'Dark City' (1998), films about alternative universes and parallel worlds
have been coming one after another. The most popular and original of them
all has been The Matrix. All the films released after it, have been less
successful. David Cronenberg's eXistenZ, released only a couple of months
after The Matrix, was accepted and even appreciated (by some), but the hype
was gone. And when 'The Thirteenth Floor' aired this fall, it was completely
overseen and ignored. I admit that this issue has become something between
tiring and annoying, feeling like eating the same meal over and over again.
It was therefore I was less than excited, when I went out to see to 'The
Thirteenth Floor'. However, I was positively surprised by Josef Rusnak's
latest picture. Matrix was an entertaining thrill ride through dreams and
reality, combining the best of Hollywood's action and effects with an
intelligent story. eXistenZ was a violent, gory and unsettling journey
through reality and virtual reality, ending in blood and madness. 'The
Thirteenth Floor' is somewhere in between. Instead of going after the
crowds - the action audience (like The Matrix), or aiming at the horror fans
(like eXistenZ ), 'The Thirteenth Floor' presents a more intelligent plot,
witch will provide a less entertaining and more serious experience, that the
true science fiction lovers will find rewarding.
In a near future...On the thirteenth floor of a classified building, a
genius scientist, Hannon Fuller, has created a simulated world, his personal
dreamworld, where every inhabitant is a complex, selflearning program that
only believes it is real. Right after the first testing of this world,
Fuller () is found murdered. Douglas Hall (), his closest friend and
business partner, immediately becomes the prime suspect and must enter

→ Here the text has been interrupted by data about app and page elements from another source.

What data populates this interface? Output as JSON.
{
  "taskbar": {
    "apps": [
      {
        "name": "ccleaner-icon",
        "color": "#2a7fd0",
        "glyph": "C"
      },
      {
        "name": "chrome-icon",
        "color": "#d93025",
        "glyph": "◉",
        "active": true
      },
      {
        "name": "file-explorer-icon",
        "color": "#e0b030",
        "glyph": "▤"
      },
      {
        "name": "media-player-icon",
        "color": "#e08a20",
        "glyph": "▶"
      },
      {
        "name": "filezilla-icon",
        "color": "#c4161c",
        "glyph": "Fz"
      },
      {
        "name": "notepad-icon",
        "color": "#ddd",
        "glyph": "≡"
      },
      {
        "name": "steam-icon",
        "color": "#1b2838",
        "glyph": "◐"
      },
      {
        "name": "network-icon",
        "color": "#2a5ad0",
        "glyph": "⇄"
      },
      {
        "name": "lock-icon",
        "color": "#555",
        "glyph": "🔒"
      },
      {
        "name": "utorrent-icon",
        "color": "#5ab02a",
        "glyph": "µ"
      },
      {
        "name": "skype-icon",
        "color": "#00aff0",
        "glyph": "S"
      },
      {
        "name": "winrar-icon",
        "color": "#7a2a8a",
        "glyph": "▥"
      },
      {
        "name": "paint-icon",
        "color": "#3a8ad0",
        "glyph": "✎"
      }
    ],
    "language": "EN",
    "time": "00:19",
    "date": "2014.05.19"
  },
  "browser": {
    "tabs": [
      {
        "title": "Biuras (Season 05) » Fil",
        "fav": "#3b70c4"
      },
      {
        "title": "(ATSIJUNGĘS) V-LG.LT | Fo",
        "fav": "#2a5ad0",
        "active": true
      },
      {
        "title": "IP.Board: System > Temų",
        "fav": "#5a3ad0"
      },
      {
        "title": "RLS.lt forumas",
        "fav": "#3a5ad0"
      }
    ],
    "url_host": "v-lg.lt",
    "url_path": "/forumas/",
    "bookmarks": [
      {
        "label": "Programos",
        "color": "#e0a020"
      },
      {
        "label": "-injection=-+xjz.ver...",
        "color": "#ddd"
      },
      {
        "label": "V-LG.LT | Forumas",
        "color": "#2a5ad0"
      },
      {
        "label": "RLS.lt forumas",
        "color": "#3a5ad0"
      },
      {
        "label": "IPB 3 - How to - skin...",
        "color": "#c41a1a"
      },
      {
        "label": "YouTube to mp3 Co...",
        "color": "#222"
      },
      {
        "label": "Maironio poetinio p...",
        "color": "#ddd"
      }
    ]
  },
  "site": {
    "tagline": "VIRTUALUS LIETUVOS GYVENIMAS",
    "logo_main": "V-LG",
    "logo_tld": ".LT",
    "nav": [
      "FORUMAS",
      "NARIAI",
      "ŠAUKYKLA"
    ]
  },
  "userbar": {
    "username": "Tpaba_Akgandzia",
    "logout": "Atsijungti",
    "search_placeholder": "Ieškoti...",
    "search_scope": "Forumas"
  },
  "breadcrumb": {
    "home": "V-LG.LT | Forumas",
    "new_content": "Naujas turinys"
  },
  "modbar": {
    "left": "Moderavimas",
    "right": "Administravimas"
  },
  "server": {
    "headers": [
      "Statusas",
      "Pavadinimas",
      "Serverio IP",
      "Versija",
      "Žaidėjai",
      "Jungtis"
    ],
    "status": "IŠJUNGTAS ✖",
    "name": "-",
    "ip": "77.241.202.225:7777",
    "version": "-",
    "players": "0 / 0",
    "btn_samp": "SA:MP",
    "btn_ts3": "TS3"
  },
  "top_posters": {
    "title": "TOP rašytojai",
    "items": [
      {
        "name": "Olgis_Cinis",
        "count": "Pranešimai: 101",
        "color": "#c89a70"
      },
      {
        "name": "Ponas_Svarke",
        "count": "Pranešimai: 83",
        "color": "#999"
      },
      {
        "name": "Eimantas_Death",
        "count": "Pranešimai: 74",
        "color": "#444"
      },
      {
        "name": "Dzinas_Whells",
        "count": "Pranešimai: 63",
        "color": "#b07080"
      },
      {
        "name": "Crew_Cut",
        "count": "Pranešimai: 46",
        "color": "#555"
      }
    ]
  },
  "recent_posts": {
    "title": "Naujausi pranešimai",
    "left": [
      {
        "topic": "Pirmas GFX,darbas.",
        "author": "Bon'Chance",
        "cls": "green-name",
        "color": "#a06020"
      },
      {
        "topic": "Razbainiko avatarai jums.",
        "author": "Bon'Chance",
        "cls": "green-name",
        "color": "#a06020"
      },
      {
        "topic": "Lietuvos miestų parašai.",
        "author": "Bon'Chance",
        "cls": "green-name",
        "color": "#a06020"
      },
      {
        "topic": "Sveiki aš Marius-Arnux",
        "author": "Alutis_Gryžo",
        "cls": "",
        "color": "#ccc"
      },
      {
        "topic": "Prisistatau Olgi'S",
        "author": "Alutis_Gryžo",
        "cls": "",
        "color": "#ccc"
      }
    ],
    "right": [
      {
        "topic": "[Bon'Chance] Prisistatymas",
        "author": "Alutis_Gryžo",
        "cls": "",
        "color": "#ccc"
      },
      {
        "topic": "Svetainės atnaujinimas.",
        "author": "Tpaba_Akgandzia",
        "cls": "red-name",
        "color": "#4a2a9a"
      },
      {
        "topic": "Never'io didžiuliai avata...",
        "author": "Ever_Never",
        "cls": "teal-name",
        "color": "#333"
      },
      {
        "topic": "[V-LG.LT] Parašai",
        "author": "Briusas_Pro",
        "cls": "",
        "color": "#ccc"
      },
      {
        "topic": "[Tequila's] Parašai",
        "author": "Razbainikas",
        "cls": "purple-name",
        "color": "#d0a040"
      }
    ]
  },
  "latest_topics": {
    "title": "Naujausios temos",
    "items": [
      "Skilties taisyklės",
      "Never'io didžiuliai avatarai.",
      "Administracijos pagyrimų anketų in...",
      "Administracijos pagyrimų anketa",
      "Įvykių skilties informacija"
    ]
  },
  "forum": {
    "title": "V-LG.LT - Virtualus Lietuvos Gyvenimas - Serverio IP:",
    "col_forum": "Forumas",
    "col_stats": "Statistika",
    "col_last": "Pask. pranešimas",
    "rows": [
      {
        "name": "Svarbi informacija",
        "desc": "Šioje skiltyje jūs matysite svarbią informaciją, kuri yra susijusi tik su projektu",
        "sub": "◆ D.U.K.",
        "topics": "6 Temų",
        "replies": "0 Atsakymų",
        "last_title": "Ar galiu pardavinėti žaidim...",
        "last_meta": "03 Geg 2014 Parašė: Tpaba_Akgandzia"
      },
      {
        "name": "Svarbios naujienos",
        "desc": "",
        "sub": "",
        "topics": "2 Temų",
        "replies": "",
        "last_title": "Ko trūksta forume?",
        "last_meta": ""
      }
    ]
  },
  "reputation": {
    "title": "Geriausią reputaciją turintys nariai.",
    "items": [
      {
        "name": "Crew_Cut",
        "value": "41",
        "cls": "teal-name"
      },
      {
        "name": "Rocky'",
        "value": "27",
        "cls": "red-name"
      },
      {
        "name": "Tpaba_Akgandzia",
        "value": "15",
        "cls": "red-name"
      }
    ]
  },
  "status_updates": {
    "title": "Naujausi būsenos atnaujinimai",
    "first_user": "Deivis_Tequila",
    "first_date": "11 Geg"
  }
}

through the thirteenth floor in search of the truth. A beautiful woman
(Gretchen Mol) who suddenly appears on the scene may hold the key to the
mystery, which might unravel the horrifying truth about his own existence.

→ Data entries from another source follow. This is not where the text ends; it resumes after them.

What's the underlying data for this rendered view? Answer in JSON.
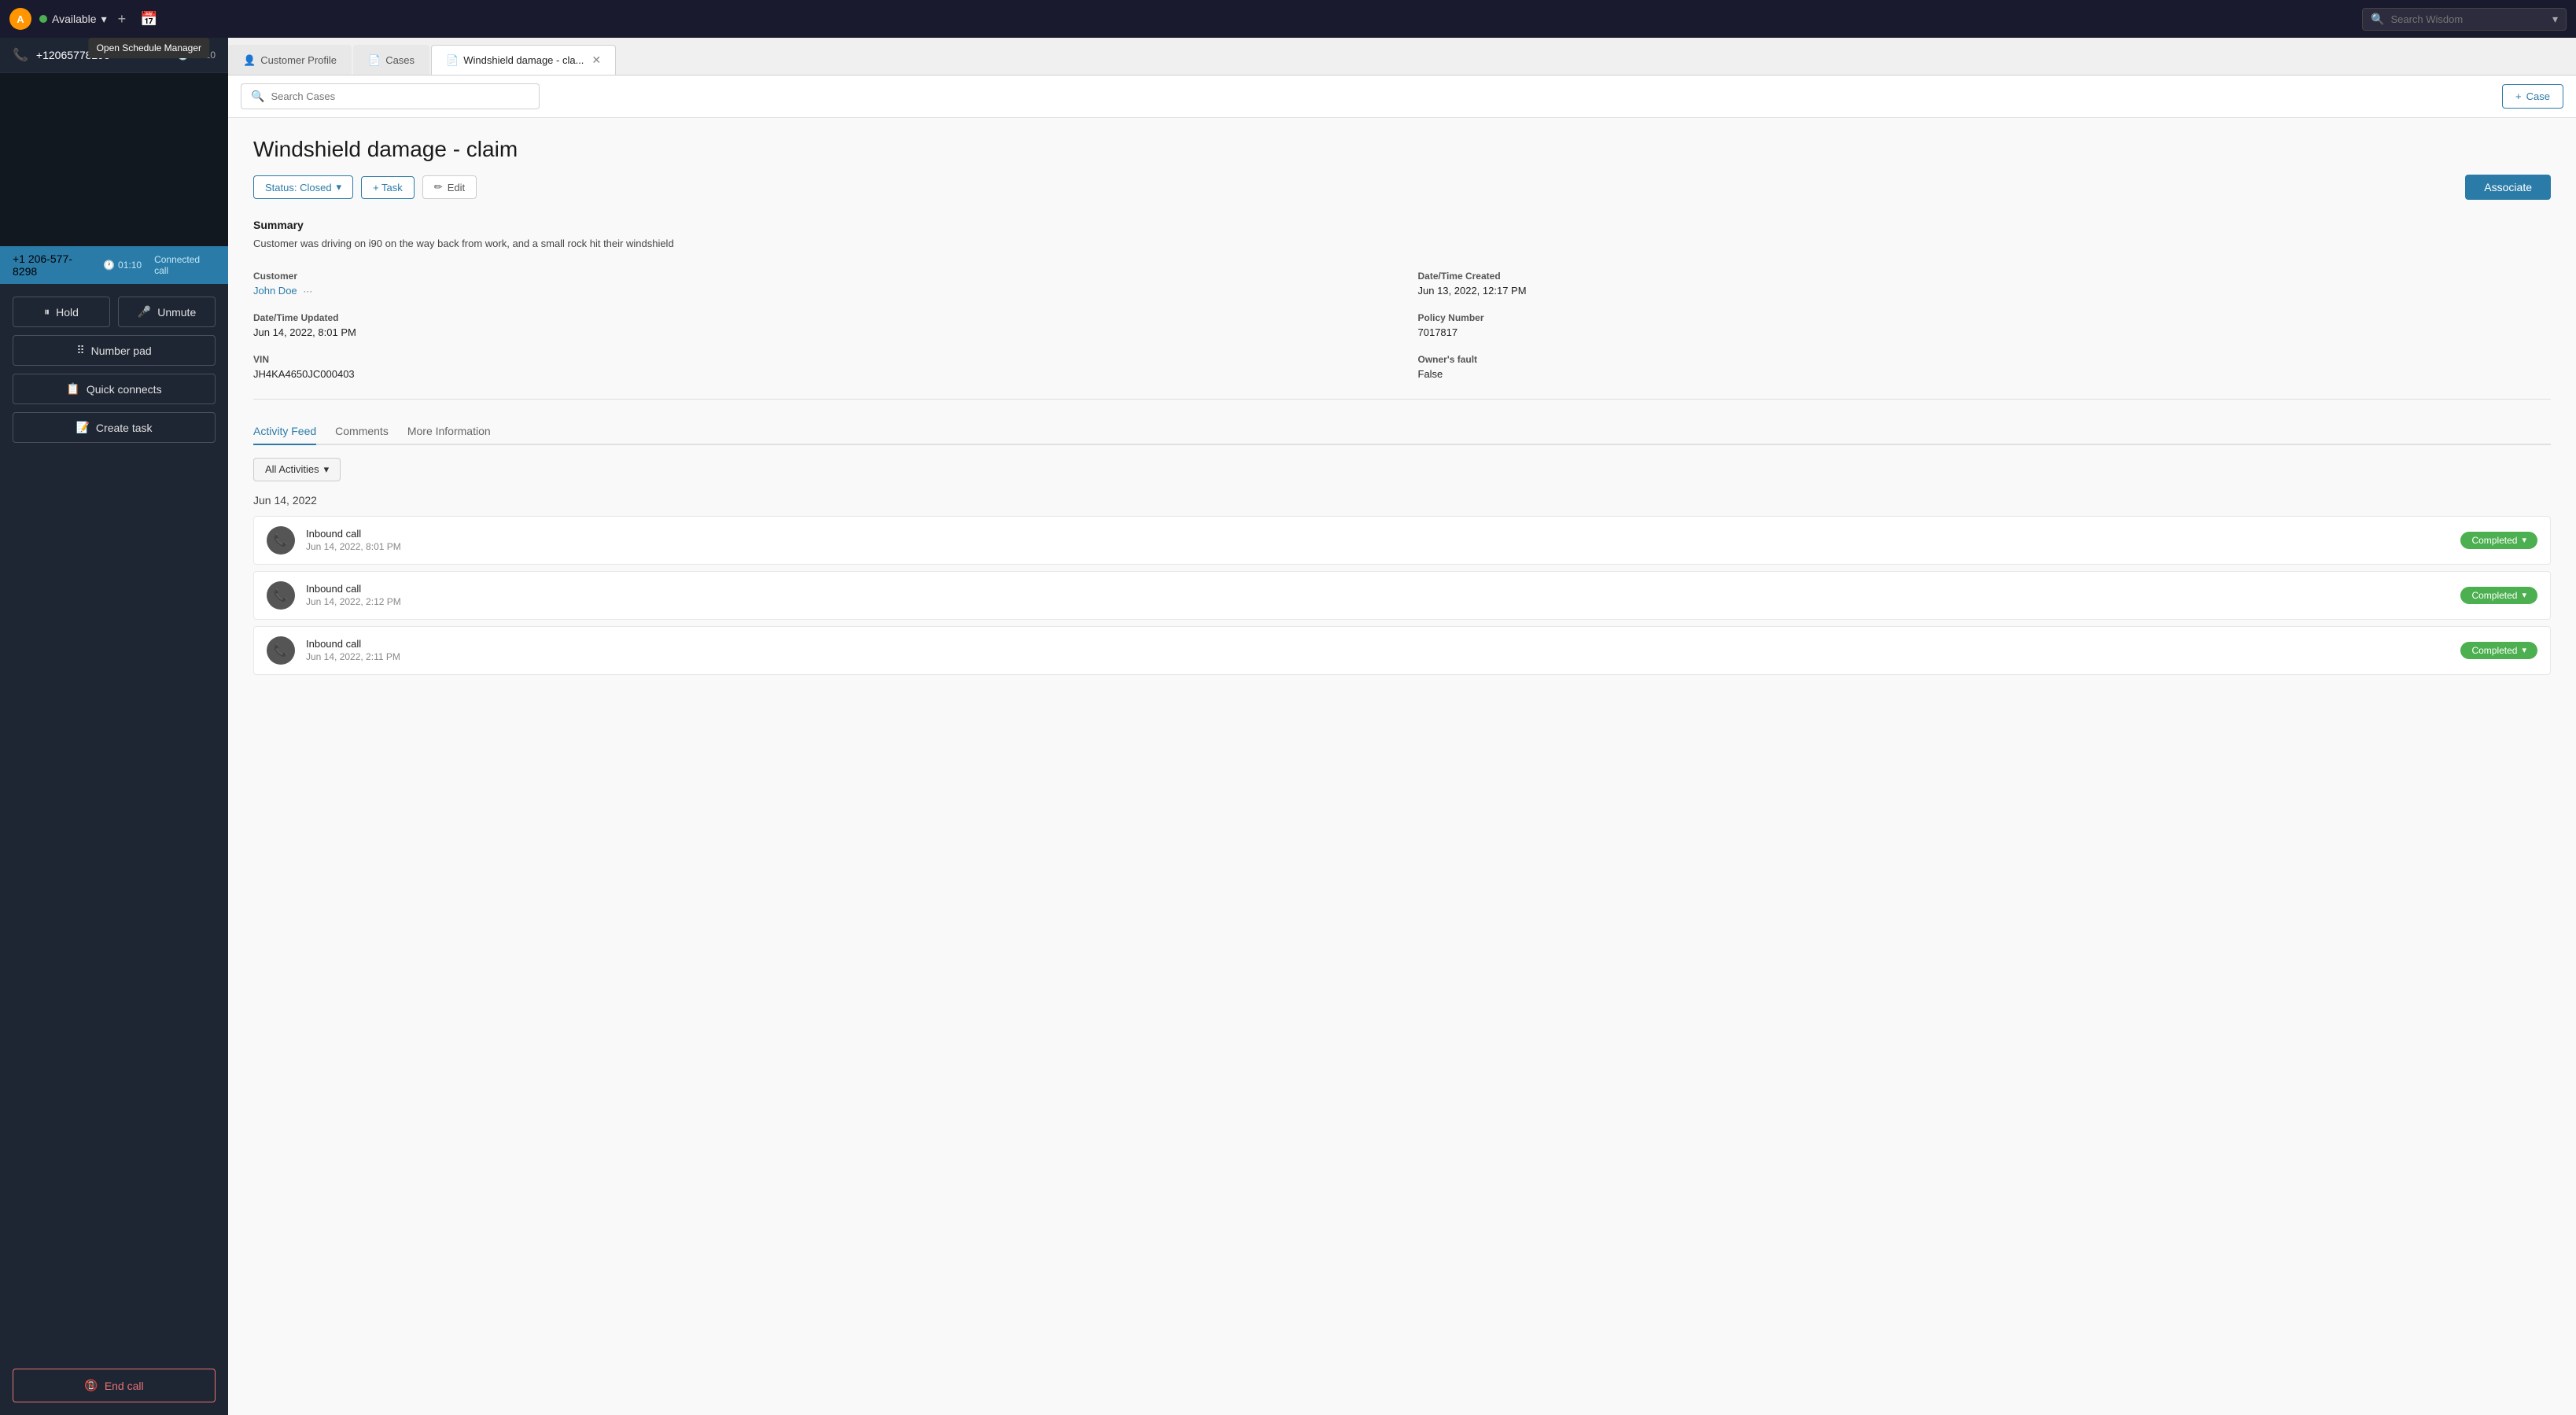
{
  "nav": {
    "logo_text": "A",
    "status_label": "Available",
    "status_color": "#4caf50",
    "schedule_tooltip": "Open Schedule Manager",
    "wisdom_placeholder": "Search Wisdom",
    "add_icon": "+",
    "settings_icon": "⚙"
  },
  "call": {
    "phone_number": "+12065778298",
    "timer_display": "01:10",
    "caller_number": "+1 206-577-8298",
    "caller_timer": "01:10",
    "connected_label": "Connected call"
  },
  "controls": {
    "hold_label": "Hold",
    "unmute_label": "Unmute",
    "number_pad_label": "Number pad",
    "quick_connects_label": "Quick connects",
    "create_task_label": "Create task",
    "end_call_label": "End call"
  },
  "tabs": [
    {
      "id": "customer",
      "label": "Customer Profile",
      "icon": "👤",
      "active": false,
      "closeable": false
    },
    {
      "id": "cases",
      "label": "Cases",
      "icon": "📄",
      "active": false,
      "closeable": false
    },
    {
      "id": "case-detail",
      "label": "Windshield damage - cla...",
      "icon": "📄",
      "active": true,
      "closeable": true
    }
  ],
  "search": {
    "placeholder": "Search Cases"
  },
  "add_case_label": "+ Case",
  "case": {
    "title": "Windshield damage - claim",
    "status_label": "Status: Closed",
    "task_label": "+ Task",
    "edit_label": "✏ Edit",
    "associate_label": "Associate",
    "summary_heading": "Summary",
    "summary_text": "Customer was driving on i90 on the way back from work, and a small rock hit their windshield",
    "fields": [
      {
        "label": "Customer",
        "value": "John Doe",
        "is_link": true,
        "has_ellipsis": true
      },
      {
        "label": "Date/Time Created",
        "value": "Jun 13, 2022, 12:17 PM",
        "is_link": false
      },
      {
        "label": "Date/Time Updated",
        "value": "Jun 14, 2022, 8:01 PM",
        "is_link": false
      },
      {
        "label": "Policy Number",
        "value": "7017817",
        "is_link": false
      },
      {
        "label": "VIN",
        "value": "JH4KA4650JC000403",
        "is_link": false
      },
      {
        "label": "Owner's fault",
        "value": "False",
        "is_link": false
      }
    ]
  },
  "activity_tabs": [
    {
      "id": "activity-feed",
      "label": "Activity Feed",
      "active": true
    },
    {
      "id": "comments",
      "label": "Comments",
      "active": false
    },
    {
      "id": "more-info",
      "label": "More Information",
      "active": false
    }
  ],
  "all_activities_label": "All Activities",
  "activity_date_group": "Jun 14, 2022",
  "activities": [
    {
      "type": "Inbound call",
      "time": "Jun 14, 2022, 8:01 PM",
      "status": "Completed"
    },
    {
      "type": "Inbound call",
      "time": "Jun 14, 2022, 2:12 PM",
      "status": "Completed"
    },
    {
      "type": "Inbound call",
      "time": "Jun 14, 2022, 2:11 PM",
      "status": "Completed"
    }
  ]
}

The first "download into simulation" is impressive. It is the creator's
first visit to his world, his creation. In order to enter this virtual
universe, you have to take over someone's identity, become another person.
This is called conciseness transfer, and this is part of the tragedy in the
film: People "wake up" in unknown places and strange things start happen.
They start to doubt in their own sanity. These innocent people pay for the
mistakes of their "users" and creators with their sanity and their lives. It
is a frightening reality; the fact that all the people in the simulation
(the program links) are living out their lives, oblivious, not knowing that
they are puppets in someone's fantasy.
With an appealing ("Blade Runner" - type) of detective story, this film
presents the beauty and possibilities of virtual reality and the lurking
danger that is always present. Our modern world is metal and glass -- cold,
unfriendly, impersonal. The thirties are different -- colorful, beautiful,
elegant, virile. This contrast demonstrates a wish for change. Virtual
reality is here portrayed as a magical, enchanting power that seduces you
into its endless possibilities. To some it is just a journey to their
personal paradise, to some a personal playground -- a life without any
consequences. For others - a way to start over and "correct" their mistakes,
by living in an illusion of their past. Virtual reality is a wizard that
transforms your hopes, dreams and fantasies to life. At least that's how it
is all beginning. But when you're waking up from your dream, the real world
seems worthless and unreal and all you can think off is returning to your
personal paradise. This, almost narcotic effect, soon turns into confusion
and ultimately madness. Some important and interesting philosophical
questions are raised -- what is real? what is thought? who are we? If these
were answered, this film would be the greatest science fiction ever made.
They are off course not answered, but posed in an intelligent manner. The
visual aspect of the film is one of the key elements, since it portrays the
contrast between these computer-simulated universes. Kirk M. Petrucelli has
done a marvelous job with the recreation of the thirties with its glamour,
grace and color; and setting this world in opposition to our own -- an
almost caricatured recreation of the nineties. There are some honest and
decent performances by an almost unknown cast and Harald Klose's moody
musical score that is at in right place at the right time.
A rather unusual thing about'The Thirteenth Floor' is the almost complete
lack of special effects. There are no CGI animated creatures, no bullets in
slow motion. This is a more philosophical approach, reminding about the
European way of filmmaking. This is off course a major disappointment to the
audience that is used to endless gunfights and mutated amphibians, but the
more serious science fiction buffs and 'Dark City'-fans will be pleased.
This film is interesting and inspiring. It has everything eXistenZ doesn't,
but it lacks the immediacy and intensity of The Matrix. And then there is a
happy end which, like in 'Dark City', completely alienates it from the rest
of the story and context. The plot itself is not as original as the
filmmakers want us to think, since they have virtually sucked out all
information from the best science fiction classics, including Blade Runner
and 'Dark City' . With this in mind,'The Thirteenth Floor' doesn't make an
Oscar candidate or a film that will be remembered a year from now, yet this
is a beautiful, elegant and intelligent take on virtual reality.